(Source)   “Life is a marathon, but minority runners often start the race from further back than do whites.” Do you agree or disagree with this quote? How about in the context of higher education? It is no secret that increasing diversity in higher education is a goal for many educational institutions. Affirmative action is

On the Basis of Personality: How Harvard’s Admissions Policy Hurts Asian Americans and the Future of Affirmative Action

If being surrounded by diverse peers allows students to learn early on to purge themselves of implicit biases and avoid stereotyping their peers based on race or ethnicity, then the need for such race-based policies in college admissions is clear. Affirmative action’s goal of ensuring the advancement of minorities inherently includes the goal of removing biases against them in the professional world. This goal is especially relevant to Asian Americans, who are less likely than both African Americans and Hispanics to be promoted into management roles in the workforce. The value of a “diverse” education is diminished if affirmative action policies fail to reduce the false notion of Asian Americans inherently lacking leadership skills. More pressingly, affirmative action policies will fail Asian American graduates if they are not allowed in the classroom in the first place.

Legal Issues to Watch in 2013

JLPP’s Alex Poe takes us through his top five law and public policy topics to keep an eye on in 2013.

Fair? Well… a response to “A Farewell to Affirmative Action”

Lyndsey Marcelino responds to Margaret Schmidt’s post that analyzed the affirmative action admission policies in Fisher v. University of Texas at Austin.

A Farewell to Affirmative Action

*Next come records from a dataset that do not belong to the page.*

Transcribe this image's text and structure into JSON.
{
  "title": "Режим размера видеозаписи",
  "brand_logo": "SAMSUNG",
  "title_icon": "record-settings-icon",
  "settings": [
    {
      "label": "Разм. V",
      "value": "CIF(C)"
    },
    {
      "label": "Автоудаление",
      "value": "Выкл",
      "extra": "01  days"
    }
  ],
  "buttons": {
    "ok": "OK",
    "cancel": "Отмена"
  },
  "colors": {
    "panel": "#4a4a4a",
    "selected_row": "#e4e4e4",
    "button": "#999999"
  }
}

Margaret Schmidt reflects on the importance of Fisher v. University of Texas as a vessel for modifying the country’s flawed affirmative action programs.